Music became a constant in our lives when my son was born. I danced with him in the wee hours of the morning, trying to get him to fall asleep, and while we played with blocks on the rug. Those 90s ballads were replaced by the alphabet song and catchy ditties about eating your vegetables. As my son grew and entered his teenage years, he started developing his musical taste. He’s a classically trained violinist and pianist but also a self-proclaimed metal head, enjoying metalcore music. He has introduced me to genres of music I never thought I would enjoy, but it turns out I do! Music has become something we can share and connect with, and for that, I am grateful.
So, with music being there throughout my life like an old friend, it naturally follows me into the garden. It is rare to see me without my AirPods while puttering around the farm and doing my gardening tasks. And on those rare occasions I don’t, I’m most likely listening to nature’s soundtrack of the breeze blowing, birds singing, and bees buzzing. Mother Nature is a fantastic composer! And if I fear losing my phone or AirPods into the soil or watering can while I’m planting, there is no shortage of lyrics in my head that I can happily hum while I work.

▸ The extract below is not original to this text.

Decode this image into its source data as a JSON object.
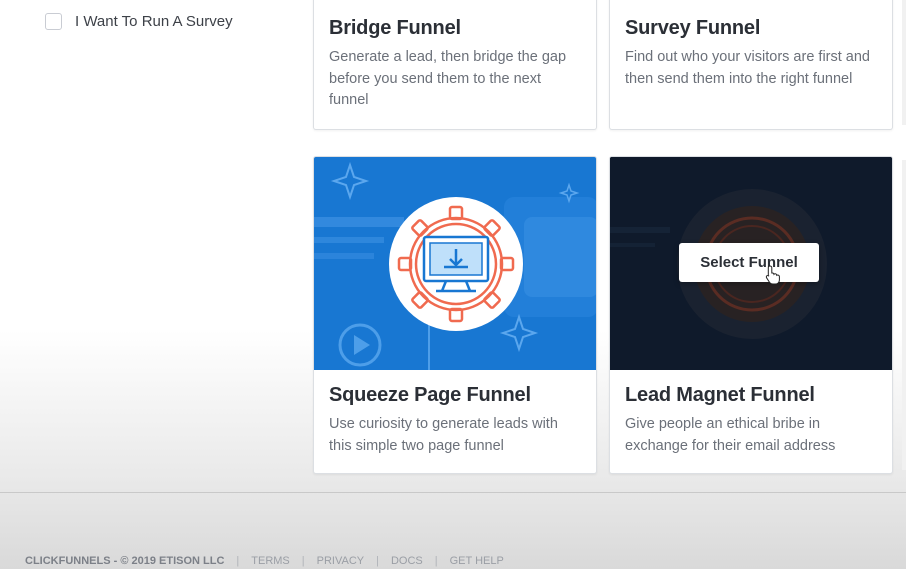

Why do I surround myself with music? Because music motivates and inspires me. Whether it’s the soothing sounds of my ol’ pals Mozart and Beethoven bringing inspiration while making arrangements or something more upbeat to motivate me while planting seemingly endless trays of seedlings. Whether sowing seeds, weeding, harvesting, or arranging, music moves me. And it turns out there are very few genres of music I don’t enjoy, as they all have something to offer. So whether it’s Mozart or Metallica, music keeps me grooving in the garden and throughout life. So, what is your garden groove?